→ EXERCISE BRIEF: The copy you print must match the listing exactly, with its pictures removed.

Top of RECORDS PROVIDED

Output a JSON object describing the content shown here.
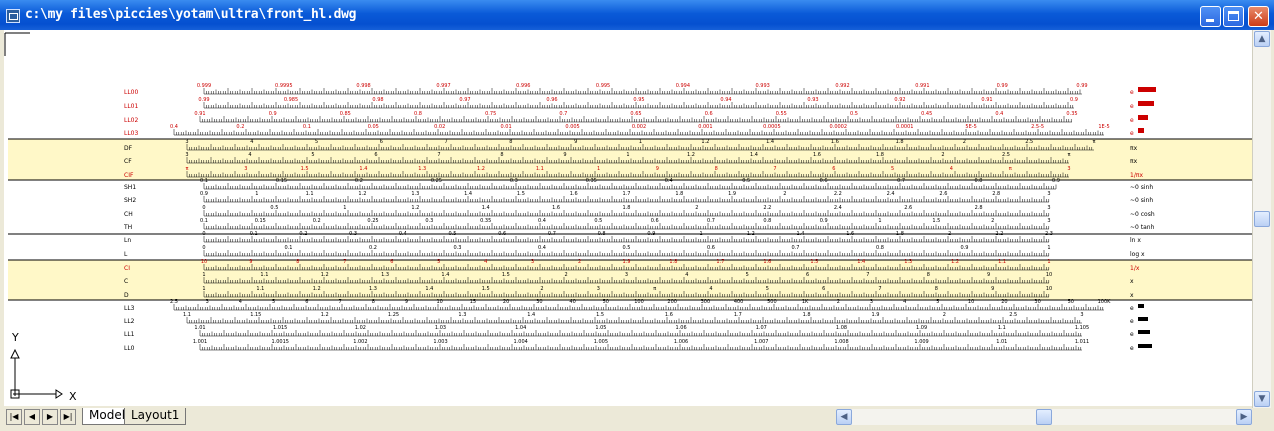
{
  "window": {
    "title": "c:\\my files\\piccies\\yotam\\ultra\\front_hl.dwg"
  },
  "icons": [
    "autocad-drawing-icon",
    "minimize-icon",
    "maximize-icon",
    "close-icon",
    "ucs-icon",
    "scroll-up-icon",
    "scroll-down-icon",
    "scroll-left-icon",
    "scroll-right-icon",
    "tab-first-icon",
    "tab-prev-icon",
    "tab-next-icon",
    "tab-last-icon"
  ],
  "colors": {
    "title_bar": "#0A5AD8",
    "band_fill": "#FFF8C8",
    "red_scale": "#CC0000",
    "canvas": "#FFFFFF",
    "chrome": "#ECE9D8"
  },
  "ucs": {
    "x_label": "X",
    "y_label": "Y"
  },
  "tabs": {
    "model": "Model",
    "layout1": "Layout1"
  },
  "scales": [
    {
      "name": "LL00",
      "color": "red",
      "marks": [
        "0.999",
        "0.9995",
        "0.998",
        "0.997",
        "0.996",
        "0.995",
        "0.994",
        "0.993",
        "0.992",
        "0.991",
        "0.99",
        "0.99"
      ],
      "right": "e"
    },
    {
      "name": "LL01",
      "color": "red",
      "marks": [
        "0.99",
        "0.985",
        "0.98",
        "0.97",
        "0.96",
        "0.95",
        "0.94",
        "0.93",
        "0.92",
        "0.91",
        "0.9"
      ],
      "right": "e"
    },
    {
      "name": "LL02",
      "color": "red",
      "marks": [
        "0.91",
        "0.9",
        "0.85",
        "0.8",
        "0.75",
        "0.7",
        "0.65",
        "0.6",
        "0.55",
        "0.5",
        "0.45",
        "0.4",
        "0.35"
      ],
      "right": "e"
    },
    {
      "name": "LL03",
      "color": "red",
      "marks": [
        "0.4",
        "0.2",
        "0.1",
        "0.05",
        "0.02",
        "0.01",
        "0.005",
        "0.002",
        "0.001",
        "0.0005",
        "0.0002",
        "0.0001",
        "5E-5",
        "2.5-5",
        "1E-5"
      ],
      "right": "e"
    },
    {
      "name": "DF",
      "color": "black",
      "marks": [
        "3",
        "4",
        "5",
        "6",
        "7",
        "8",
        "9",
        "1",
        "1.2",
        "1.4",
        "1.6",
        "1.8",
        "2",
        "2.5",
        "π"
      ],
      "right": "πx"
    },
    {
      "name": "CF",
      "color": "black",
      "marks": [
        "3",
        "4",
        "5",
        "6",
        "7",
        "8",
        "9",
        "1",
        "1.2",
        "1.4",
        "1.6",
        "1.8",
        "2",
        "2.5",
        "π"
      ],
      "right": "πx"
    },
    {
      "name": "CIF",
      "color": "red",
      "marks": [
        "π",
        "3",
        "1.5",
        "1.4",
        "1.3",
        "1.2",
        "1.1",
        "1",
        "9",
        "8",
        "7",
        "6",
        "5",
        "4",
        "π",
        "3"
      ],
      "right": "1/πx"
    },
    {
      "name": "SH1",
      "color": "black",
      "marks": [
        "0.1",
        "0.15",
        "0.2",
        "0.25",
        "0.3",
        "0.35",
        "0.4",
        "0.5",
        "0.6",
        "0.7",
        "0.8",
        "0.9"
      ],
      "right": "~0 sinh"
    },
    {
      "name": "SH2",
      "color": "black",
      "marks": [
        "0.9",
        "1",
        "1.1",
        "1.2",
        "1.3",
        "1.4",
        "1.5",
        "1.6",
        "1.7",
        "1.8",
        "1.9",
        "2",
        "2.2",
        "2.4",
        "2.6",
        "2.8",
        "3"
      ],
      "right": "~0 sinh"
    },
    {
      "name": "CH",
      "color": "black",
      "marks": [
        "0",
        "0.5",
        "1",
        "1.2",
        "1.4",
        "1.6",
        "1.8",
        "2",
        "2.2",
        "2.4",
        "2.6",
        "2.8",
        "3"
      ],
      "right": "~0 cosh"
    },
    {
      "name": "TH",
      "color": "black",
      "marks": [
        "0.1",
        "0.15",
        "0.2",
        "0.25",
        "0.3",
        "0.35",
        "0.4",
        "0.5",
        "0.6",
        "0.7",
        "0.8",
        "0.9",
        "1",
        "1.5",
        "2",
        "3"
      ],
      "right": "~0 tanh"
    },
    {
      "name": "Ln",
      "color": "black",
      "marks": [
        "0",
        "0.1",
        "0.2",
        "0.3",
        "0.4",
        "0.5",
        "0.6",
        "0.7",
        "0.8",
        "0.9",
        "1",
        "1.2",
        "1.4",
        "1.6",
        "1.8",
        "2",
        "2.2",
        "2.3"
      ],
      "right": "ln x"
    },
    {
      "name": "L",
      "color": "black",
      "marks": [
        "0",
        "0.1",
        "0.2",
        "0.3",
        "0.4",
        "0.5",
        "0.6",
        "0.7",
        "0.8",
        "0.9",
        "1"
      ],
      "right": "log x"
    },
    {
      "name": "CI",
      "color": "red",
      "marks": [
        "10",
        "9",
        "8",
        "7",
        "6",
        "5",
        "4",
        "3",
        "2",
        "1.9",
        "1.8",
        "1.7",
        "1.6",
        "1.5",
        "1.4",
        "1.3",
        "1.2",
        "1.1",
        "1"
      ],
      "right": "1/x"
    },
    {
      "name": "C",
      "color": "black",
      "marks": [
        "1",
        "1.1",
        "1.2",
        "1.3",
        "1.4",
        "1.5",
        "2",
        "3",
        "4",
        "5",
        "6",
        "7",
        "8",
        "9",
        "10"
      ],
      "right": "x"
    },
    {
      "name": "D",
      "color": "black",
      "marks": [
        "1",
        "1.1",
        "1.2",
        "1.3",
        "1.4",
        "1.5",
        "2",
        "3",
        "π",
        "4",
        "5",
        "6",
        "7",
        "8",
        "9",
        "10"
      ],
      "right": "x"
    },
    {
      "name": "LL3",
      "color": "black",
      "marks": [
        "2.5",
        "3",
        "4",
        "5",
        "6",
        "7",
        "8",
        "9",
        "10",
        "15",
        "20",
        "30",
        "40",
        "50",
        "100",
        "200",
        "300",
        "400",
        "500",
        "1K",
        "2",
        "3",
        "4",
        "5",
        "10",
        "20",
        "30",
        "50",
        "100K"
      ],
      "right": "e"
    },
    {
      "name": "LL2",
      "color": "black",
      "marks": [
        "1.1",
        "1.15",
        "1.2",
        "1.25",
        "1.3",
        "1.4",
        "1.5",
        "1.6",
        "1.7",
        "1.8",
        "1.9",
        "2",
        "2.5",
        "3"
      ],
      "right": "e"
    },
    {
      "name": "LL1",
      "color": "black",
      "marks": [
        "1.01",
        "1.015",
        "1.02",
        "1.03",
        "1.04",
        "1.05",
        "1.06",
        "1.07",
        "1.08",
        "1.09",
        "1.1",
        "1.105"
      ],
      "right": "e"
    },
    {
      "name": "LL0",
      "color": "black",
      "marks": [
        "1.001",
        "1.0015",
        "1.002",
        "1.003",
        "1.004",
        "1.005",
        "1.006",
        "1.007",
        "1.008",
        "1.009",
        "1.01",
        "1.011"
      ],
      "right": "e"
    }
  ]
}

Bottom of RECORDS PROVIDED

→ YOUR RESPONSE:
Output a JSON object describing the content shown here.
{
  "window": {
    "title": "c:\\my files\\piccies\\yotam\\ultra\\front_hl.dwg"
  },
  "icons": [
    "autocad-drawing-icon",
    "minimize-icon",
    "maximize-icon",
    "close-icon",
    "ucs-icon",
    "scroll-up-icon",
    "scroll-down-icon",
    "scroll-left-icon",
    "scroll-right-icon",
    "tab-first-icon",
    "tab-prev-icon",
    "tab-next-icon",
    "tab-last-icon"
  ],
  "colors": {
    "title_bar": "#0A5AD8",
    "band_fill": "#FFF8C8",
    "red_scale": "#CC0000",
    "canvas": "#FFFFFF",
    "chrome": "#ECE9D8"
  },
  "ucs": {
    "x_label": "X",
    "y_label": "Y"
  },
  "tabs": {
    "model": "Model",
    "layout1": "Layout1"
  },
  "scales": [
    {
      "name": "LL00",
      "color": "red",
      "marks": [
        "0.999",
        "0.9995",
        "0.998",
        "0.997",
        "0.996",
        "0.995",
        "0.994",
        "0.993",
        "0.992",
        "0.991",
        "0.99",
        "0.99"
      ],
      "right": "e"
    },
    {
      "name": "LL01",
      "color": "red",
      "marks": [
        "0.99",
        "0.985",
        "0.98",
        "0.97",
        "0.96",
        "0.95",
        "0.94",
        "0.93",
        "0.92",
        "0.91",
        "0.9"
      ],
      "right": "e"
    },
    {
      "name": "LL02",
      "color": "red",
      "marks": [
        "0.91",
        "0.9",
        "0.85",
        "0.8",
        "0.75",
        "0.7",
        "0.65",
        "0.6",
        "0.55",
        "0.5",
        "0.45",
        "0.4",
        "0.35"
      ],
      "right": "e"
    },
    {
      "name": "LL03",
      "color": "red",
      "marks": [
        "0.4",
        "0.2",
        "0.1",
        "0.05",
        "0.02",
        "0.01",
        "0.005",
        "0.002",
        "0.001",
        "0.0005",
        "0.0002",
        "0.0001",
        "5E-5",
        "2.5-5",
        "1E-5"
      ],
      "right": "e"
    },
    {
      "name": "DF",
      "color": "black",
      "marks": [
        "3",
        "4",
        "5",
        "6",
        "7",
        "8",
        "9",
        "1",
        "1.2",
        "1.4",
        "1.6",
        "1.8",
        "2",
        "2.5",
        "π"
      ],
      "right": "πx"
    },
    {
      "name": "CF",
      "color": "black",
      "marks": [
        "3",
        "4",
        "5",
        "6",
        "7",
        "8",
        "9",
        "1",
        "1.2",
        "1.4",
        "1.6",
        "1.8",
        "2",
        "2.5",
        "π"
      ],
      "right": "πx"
    },
    {
      "name": "CIF",
      "color": "red",
      "marks": [
        "π",
        "3",
        "1.5",
        "1.4",
        "1.3",
        "1.2",
        "1.1",
        "1",
        "9",
        "8",
        "7",
        "6",
        "5",
        "4",
        "π",
        "3"
      ],
      "right": "1/πx"
    },
    {
      "name": "SH1",
      "color": "black",
      "marks": [
        "0.1",
        "0.15",
        "0.2",
        "0.25",
        "0.3",
        "0.35",
        "0.4",
        "0.5",
        "0.6",
        "0.7",
        "0.8",
        "0.9"
      ],
      "right": "~0 sinh"
    },
    {
      "name": "SH2",
      "color": "black",
      "marks": [
        "0.9",
        "1",
        "1.1",
        "1.2",
        "1.3",
        "1.4",
        "1.5",
        "1.6",
        "1.7",
        "1.8",
        "1.9",
        "2",
        "2.2",
        "2.4",
        "2.6",
        "2.8",
        "3"
      ],
      "right": "~0 sinh"
    },
    {
      "name": "CH",
      "color": "black",
      "marks": [
        "0",
        "0.5",
        "1",
        "1.2",
        "1.4",
        "1.6",
        "1.8",
        "2",
        "2.2",
        "2.4",
        "2.6",
        "2.8",
        "3"
      ],
      "right": "~0 cosh"
    },
    {
      "name": "TH",
      "color": "black",
      "marks": [
        "0.1",
        "0.15",
        "0.2",
        "0.25",
        "0.3",
        "0.35",
        "0.4",
        "0.5",
        "0.6",
        "0.7",
        "0.8",
        "0.9",
        "1",
        "1.5",
        "2",
        "3"
      ],
      "right": "~0 tanh"
    },
    {
      "name": "Ln",
      "color": "black",
      "marks": [
        "0",
        "0.1",
        "0.2",
        "0.3",
        "0.4",
        "0.5",
        "0.6",
        "0.7",
        "0.8",
        "0.9",
        "1",
        "1.2",
        "1.4",
        "1.6",
        "1.8",
        "2",
        "2.2",
        "2.3"
      ],
      "right": "ln x"
    },
    {
      "name": "L",
      "color": "black",
      "marks": [
        "0",
        "0.1",
        "0.2",
        "0.3",
        "0.4",
        "0.5",
        "0.6",
        "0.7",
        "0.8",
        "0.9",
        "1"
      ],
      "right": "log x"
    },
    {
      "name": "CI",
      "color": "red",
      "marks": [
        "10",
        "9",
        "8",
        "7",
        "6",
        "5",
        "4",
        "3",
        "2",
        "1.9",
        "1.8",
        "1.7",
        "1.6",
        "1.5",
        "1.4",
        "1.3",
        "1.2",
        "1.1",
        "1"
      ],
      "right": "1/x"
    },
    {
      "name": "C",
      "color": "black",
      "marks": [
        "1",
        "1.1",
        "1.2",
        "1.3",
        "1.4",
        "1.5",
        "2",
        "3",
        "4",
        "5",
        "6",
        "7",
        "8",
        "9",
        "10"
      ],
      "right": "x"
    },
    {
      "name": "D",
      "color": "black",
      "marks": [
        "1",
        "1.1",
        "1.2",
        "1.3",
        "1.4",
        "1.5",
        "2",
        "3",
        "π",
        "4",
        "5",
        "6",
        "7",
        "8",
        "9",
        "10"
      ],
      "right": "x"
    },
    {
      "name": "LL3",
      "color": "black",
      "marks": [
        "2.5",
        "3",
        "4",
        "5",
        "6",
        "7",
        "8",
        "9",
        "10",
        "15",
        "20",
        "30",
        "40",
        "50",
        "100",
        "200",
        "300",
        "400",
        "500",
        "1K",
        "2",
        "3",
        "4",
        "5",
        "10",
        "20",
        "30",
        "50",
        "100K"
      ],
      "right": "e"
    },
    {
      "name": "LL2",
      "color": "black",
      "marks": [
        "1.1",
        "1.15",
        "1.2",
        "1.25",
        "1.3",
        "1.4",
        "1.5",
        "1.6",
        "1.7",
        "1.8",
        "1.9",
        "2",
        "2.5",
        "3"
      ],
      "right": "e"
    },
    {
      "name": "LL1",
      "color": "black",
      "marks": [
        "1.01",
        "1.015",
        "1.02",
        "1.03",
        "1.04",
        "1.05",
        "1.06",
        "1.07",
        "1.08",
        "1.09",
        "1.1",
        "1.105"
      ],
      "right": "e"
    },
    {
      "name": "LL0",
      "color": "black",
      "marks": [
        "1.001",
        "1.0015",
        "1.002",
        "1.003",
        "1.004",
        "1.005",
        "1.006",
        "1.007",
        "1.008",
        "1.009",
        "1.01",
        "1.011"
      ],
      "right": "e"
    }
  ]
}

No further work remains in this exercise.